Secret sharing is an important tool in cryptography that allows a dealer to share a secret among n recipients in such a way that it is easily reconstructable from any t + 1 shares, but complete knowledge of any t shares reveals no infor- mation about it. In a digital setting, each share is a digital value such as a number or a bit string. As a result, the dealer is oblivious to the secret reconstruction and the secret is irrevocable. That is, it is impossible for the dealer to know if the secret has ever been reconstructed and the dealer cannot stop the secret from being shared if he changes his mind after having shared his secret. This paper introduces the concept of recovery detectable verifiable secret sharing (RDVSS). Two general constructions of RDVSS are given and specific RDVSS schemes for sharing valid ElGamal or RSA secret keys are provided. It includes physical ac- tions such as sealing a message into an envelope and handing it to a recipient. When at least n − t recipients would return their shares, recovery detectability and revocability are achieved. As a result, assuming that a majority of the re- cipients are honest, secret reconstructability as well as recovery detectability and revocability are achieved when t = b(n − 1)/2c. Interestingly, RDVSS can be integrated in multiparty computation protocols to achieve a very strong notion of security against mixed adversaries: honest parties remain computationally secure provided that at most a minority of the parties are actively corrupted no matter, in addition, how many are passively corrupted.

10:30-11:00 Break
Andrej Bogdanov
Complexity Aspects of Secret Sharing Schemes

A secret sharing scheme is a mechanism for dividing up a secret piece of information among several parties so that small subsets of the parties do not learn any information about the secret, while large subsets of the parties can recover the secret. This talk will concern two aspects of such schemes: Their computational complexity and the size of the shares. Regarding computational complexity, I will show that secret sharing schemes are highly parallelizable: For every part of constants 0 <= s < r <= 1 and sufficiently large n there exists a secret sharing scheme in the class AC0 that is secure against any coalition of sn parties but allows recovery by any rn parties. (If there is time I will also show that the threshold gap r - s cannot shrink too fast in terms of n.) Regarding share size, I will show some new lower bounds for secret sharing schemes with a sharp threshold.
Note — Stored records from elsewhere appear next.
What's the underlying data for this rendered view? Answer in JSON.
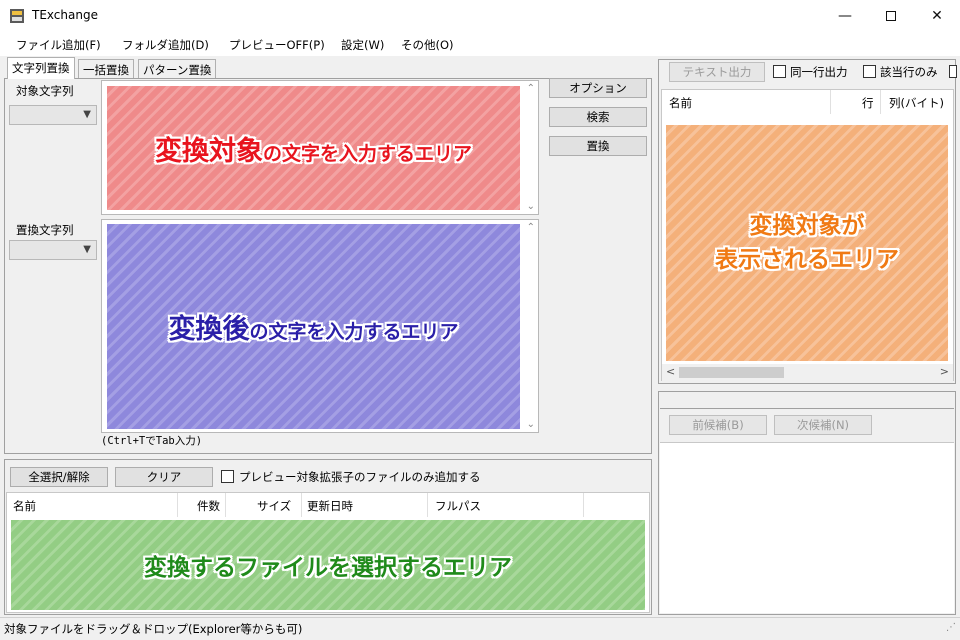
{
  "window": {
    "title": "TExchange"
  },
  "menu": [
    "ファイル追加(F)",
    "フォルダ追加(D)",
    "プレビューOFF(P)",
    "設定(W)",
    "その他(O)"
  ],
  "tabs": [
    "文字列置換",
    "一括置換",
    "パターン置換"
  ],
  "search": {
    "label": "対象文字列"
  },
  "replace": {
    "label": "置換文字列"
  },
  "side_buttons": [
    "オプション",
    "検索",
    "置換"
  ],
  "hint": "(Ctrl+TでTab入力)",
  "overlay_search": {
    "strong": "変換対象",
    "rest": "の文字を入力するエリア"
  },
  "overlay_replace": {
    "strong": "変換後",
    "rest": "の文字を入力するエリア"
  },
  "file_toolbar": {
    "select_all": "全選択/解除",
    "clear": "クリア",
    "preview_only": "プレビュー対象拡張子のファイルのみ追加する"
  },
  "file_columns": [
    "名前",
    "件数",
    "サイズ",
    "更新日時",
    "フルパス"
  ],
  "overlay_files": "変換するファイルを選択するエリア",
  "right_toolbar": {
    "text_output": "テキスト出力",
    "same_line": "同一行出力",
    "matching_only": "該当行のみ"
  },
  "result_columns": [
    "名前",
    "行",
    "列(バイト)"
  ],
  "overlay_results": {
    "line1": "変換対象が",
    "line2": "表示されるエリア"
  },
  "candidates": {
    "prev": "前候補(B)",
    "next": "次候補(N)"
  },
  "status": "対象ファイルをドラッグ＆ドロップ(Explorer等からも可)",
  "colors": {
    "red": "#ef8a8a",
    "blue": "#8e88dc",
    "orange": "#f4b07a",
    "green": "#93cd84"
  }
}
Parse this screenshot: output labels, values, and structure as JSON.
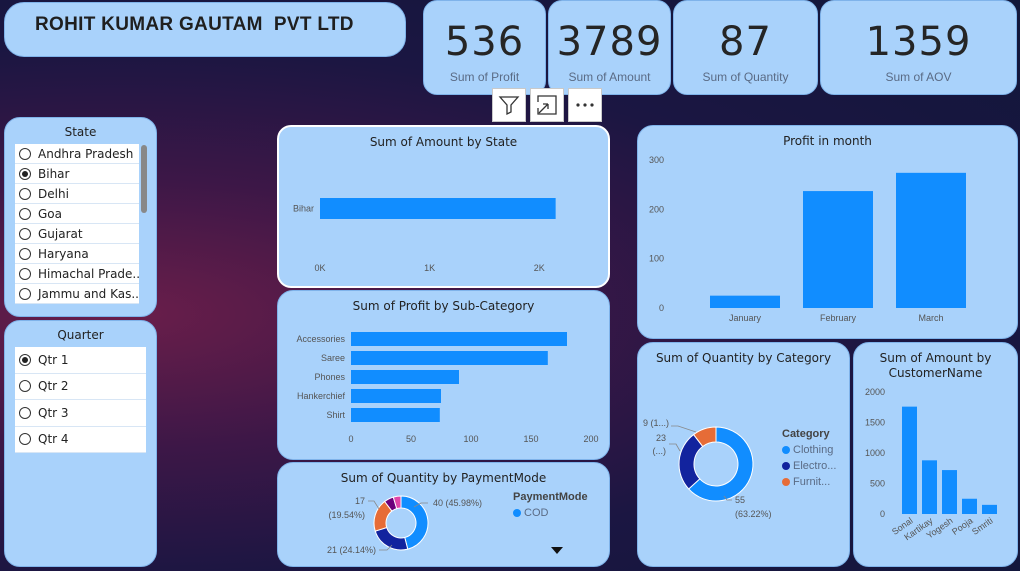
{
  "header": {
    "company": "ROHIT KUMAR GAUTAM  PVT LTD"
  },
  "kpis": [
    {
      "value": "536",
      "label": "Sum of Profit"
    },
    {
      "value": "3789",
      "label": "Sum of Amount"
    },
    {
      "value": "87",
      "label": "Sum of Quantity"
    },
    {
      "value": "1359",
      "label": "Sum of AOV"
    }
  ],
  "state_slicer": {
    "title": "State",
    "items": [
      "Andhra Pradesh",
      "Bihar",
      "Delhi",
      "Goa",
      "Gujarat",
      "Haryana",
      "Himachal Prade...",
      "Jammu and Kas..."
    ],
    "selected": "Bihar"
  },
  "quarter_slicer": {
    "title": "Quarter",
    "items": [
      "Qtr 1",
      "Qtr 2",
      "Qtr 3",
      "Qtr 4"
    ],
    "selected": "Qtr 1"
  },
  "toolbar": {
    "icons": [
      "filter-icon",
      "focus-mode-icon",
      "more-options-icon"
    ]
  },
  "colors": {
    "bar": "#118dff",
    "dark_blue": "#12239e",
    "orange": "#e66c37",
    "purple": "#6b007b",
    "pink": "#e044a7",
    "card": "#a9d2fb"
  },
  "chart_data": [
    {
      "id": "amount_by_state",
      "type": "bar",
      "orientation": "horizontal",
      "title": "Sum of Amount by State",
      "categories": [
        "Bihar"
      ],
      "values": [
        2150
      ],
      "xlim": [
        0,
        2500
      ],
      "ticks": [
        {
          "v": 0,
          "label": "0K"
        },
        {
          "v": 1000,
          "label": "1K"
        },
        {
          "v": 2000,
          "label": "2K"
        }
      ]
    },
    {
      "id": "profit_by_subcategory",
      "type": "bar",
      "orientation": "horizontal",
      "title": "Sum of Profit by Sub-Category",
      "categories": [
        "Accessories",
        "Saree",
        "Phones",
        "Hankerchief",
        "Shirt"
      ],
      "values": [
        180,
        164,
        90,
        75,
        74
      ],
      "xlim": [
        0,
        200
      ],
      "ticks": [
        {
          "v": 0,
          "label": "0"
        },
        {
          "v": 50,
          "label": "50"
        },
        {
          "v": 100,
          "label": "100"
        },
        {
          "v": 150,
          "label": "150"
        },
        {
          "v": 200,
          "label": "200"
        }
      ]
    },
    {
      "id": "quantity_by_paymentmode",
      "type": "pie",
      "donut": true,
      "title": "Sum of Quantity by PaymentMode",
      "legend_title": "PaymentMode",
      "legend": [
        {
          "name": "COD",
          "color": "#118dff"
        }
      ],
      "slices": [
        {
          "name": "COD",
          "value": 40,
          "color": "#118dff"
        },
        {
          "name": "",
          "value": 21,
          "color": "#12239e"
        },
        {
          "name": "",
          "value": 17,
          "color": "#e66c37"
        },
        {
          "name": "",
          "value": 5,
          "color": "#6b007b"
        },
        {
          "name": "",
          "value": 4,
          "color": "#e044a7"
        }
      ],
      "data_labels": [
        "40 (45.98%)",
        "21 (24.14%)",
        "17",
        "(19.54%)"
      ]
    },
    {
      "id": "profit_in_month",
      "type": "bar",
      "title": "Profit in month",
      "categories": [
        "January",
        "February",
        "March"
      ],
      "values": [
        25,
        237,
        274
      ],
      "ylim": [
        0,
        300
      ],
      "ticks": [
        {
          "v": 0,
          "label": "0"
        },
        {
          "v": 100,
          "label": "100"
        },
        {
          "v": 200,
          "label": "200"
        },
        {
          "v": 300,
          "label": "300"
        }
      ]
    },
    {
      "id": "quantity_by_category",
      "type": "pie",
      "donut": true,
      "title": "Sum of Quantity by Category",
      "legend_title": "Category",
      "legend": [
        {
          "name": "Clothing",
          "color": "#118dff"
        },
        {
          "name": "Electro...",
          "color": "#12239e"
        },
        {
          "name": "Furnit...",
          "color": "#e66c37"
        }
      ],
      "slices": [
        {
          "name": "Clothing",
          "value": 55,
          "color": "#118dff"
        },
        {
          "name": "Electro...",
          "value": 23,
          "color": "#12239e"
        },
        {
          "name": "Furnit...",
          "value": 9,
          "color": "#e66c37"
        }
      ],
      "data_labels": [
        "55",
        "(63.22%)",
        "23",
        "(...)",
        "9 (1...)"
      ]
    },
    {
      "id": "amount_by_customer",
      "type": "bar",
      "title": "Sum of Amount by CustomerName",
      "categories": [
        "Sonal",
        "Kartikay",
        "Yogesh",
        "Pooja",
        "Smriti"
      ],
      "values": [
        1760,
        880,
        720,
        250,
        150
      ],
      "ylim": [
        0,
        2000
      ],
      "ticks": [
        {
          "v": 0,
          "label": "0"
        },
        {
          "v": 500,
          "label": "500"
        },
        {
          "v": 1000,
          "label": "1000"
        },
        {
          "v": 1500,
          "label": "1500"
        },
        {
          "v": 2000,
          "label": "2000"
        }
      ]
    }
  ]
}
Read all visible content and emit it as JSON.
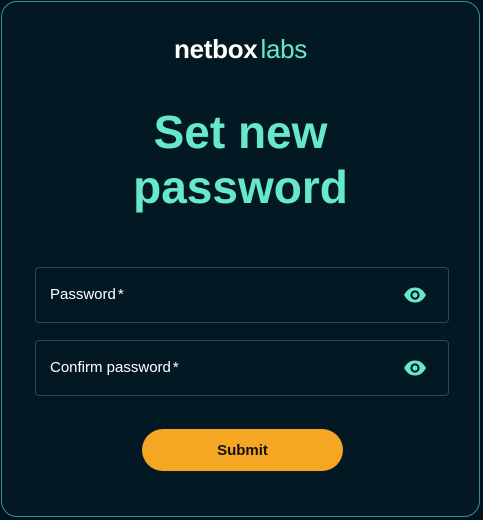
{
  "brand": {
    "part1": "netbox",
    "part2": "labs"
  },
  "heading": {
    "line1": "Set new",
    "line2": "password"
  },
  "fields": [
    {
      "label": "Password",
      "required_marker": "*",
      "icon": "eye-icon"
    },
    {
      "label": "Confirm password",
      "required_marker": "*",
      "icon": "eye-icon"
    }
  ],
  "submit": {
    "label": "Submit"
  },
  "colors": {
    "background": "#021923",
    "accent": "#67e8c9",
    "button": "#f5a623",
    "border": "#3e8d84"
  }
}
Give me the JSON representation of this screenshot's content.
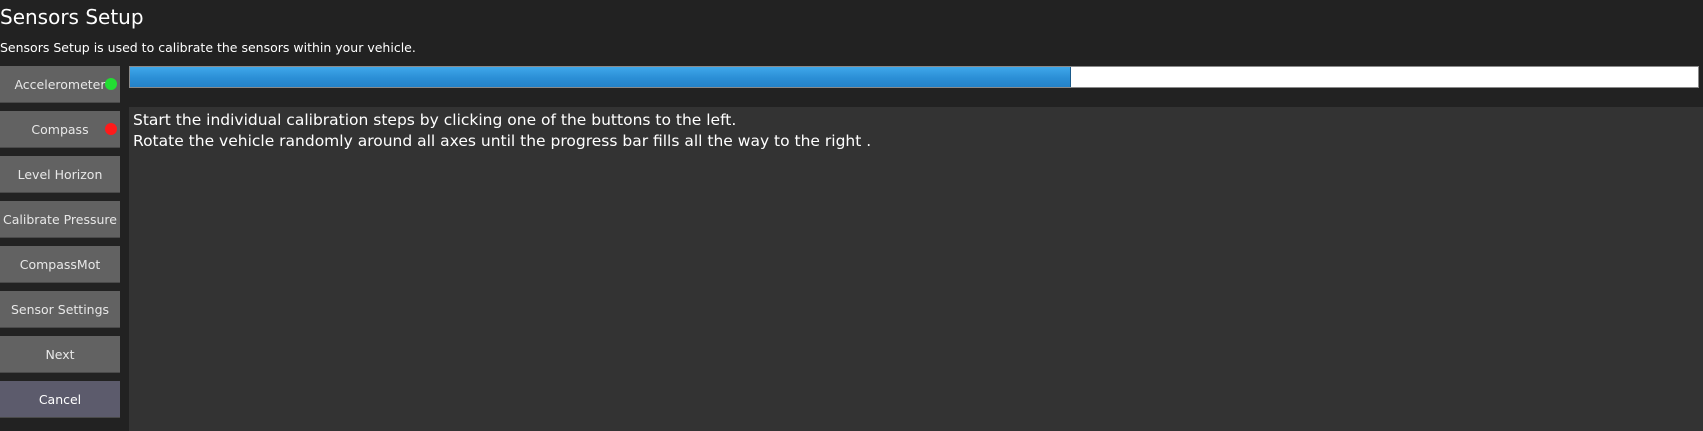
{
  "header": {
    "title": "Sensors Setup",
    "subtitle": "Sensors Setup is used to calibrate the sensors within your vehicle."
  },
  "sidebar": {
    "buttons": [
      {
        "label": "Accelerometer",
        "status": "green"
      },
      {
        "label": "Compass",
        "status": "red"
      },
      {
        "label": "Level Horizon"
      },
      {
        "label": "Calibrate Pressure"
      },
      {
        "label": "CompassMot"
      },
      {
        "label": "Sensor Settings"
      },
      {
        "label": "Next"
      },
      {
        "label": "Cancel"
      }
    ]
  },
  "progress": {
    "fraction": 0.6
  },
  "instructions": {
    "line1": "Start the individual calibration steps by clicking one of the buttons to the left.",
    "line2": "Rotate the vehicle randomly around all axes until the progress bar fills all the way to the right ."
  },
  "colors": {
    "background": "#222222",
    "button": "#626262",
    "cancel_button": "#5c5b6c",
    "panel": "#333333",
    "progress_fill": "#2b8fd6",
    "status_green": "#22dd33",
    "status_red": "#ff1a1a"
  }
}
  1. Duality between bounded indistinguishability and polynomial approximation
  2. Construction of weak secret sharing schemes in AC0
  3. Secrecy/recovery gap amplification
  4. Lower bounds for parallelism
  5. Lower bounds for share size

12:15-14:00 Closing-Lunch

Workshop Materials:

Omran AhmadiElliptic curve and finite field DLP
Andrea BogdanovCryptography and NP-Hardnes
Andrea BogdanovCryptography Hardnes -Other Functionalities
Mohammad Sadeq DoustiFORSAKES A Forward-Secure AKE Based on Symmetric KES
Pooya FarshimBootstrapping iO from NC^1 to P/Poly and Functional Encryption
Pooya FarshimThe Provable Security Methodology
Pooya FarshimMultilinear Maps from Obfuscation
Pooya FarshimRandom oracle and obfuscation
Shahram Khazaei Recovery Detectable Verifiable Secret Sharing
Mohammad MamoodyIntroduction to code Obfuscation
Mohammad MamoodyConstructing an IO Scheme
Mohammad MamoodyLower Bounds on Assumptions behind Indistinguishability Obfuscation
Mohammad MamoodyRandom Oracle-An Ideal Primitive and a Tool for Separations
Maryam Rajabzadeh AsarForking Lemmas for Different Signature


Registration Deadline: January 1, 2016
Registration fee:
(including meals)
Please just after receiving the registration confirmation letter, send the money and not before it.
Academic members: 1,000,000 Rials
Graduate Students: 500,000 Rials
Registration form: Registration form is online and can be found on the following link:


Shahid Beheshti University Guest House: 021-22432220 or 021-29903030

There are few suites which you can call to reserve.


Intel Conferences Center, Allame hall

MACS-Foundations of Cryprography- SBU Map Please click here to see a larger image

archive: MACS workshop: Models of Computation with Order and Topology, 5-17 April 2015. (Link)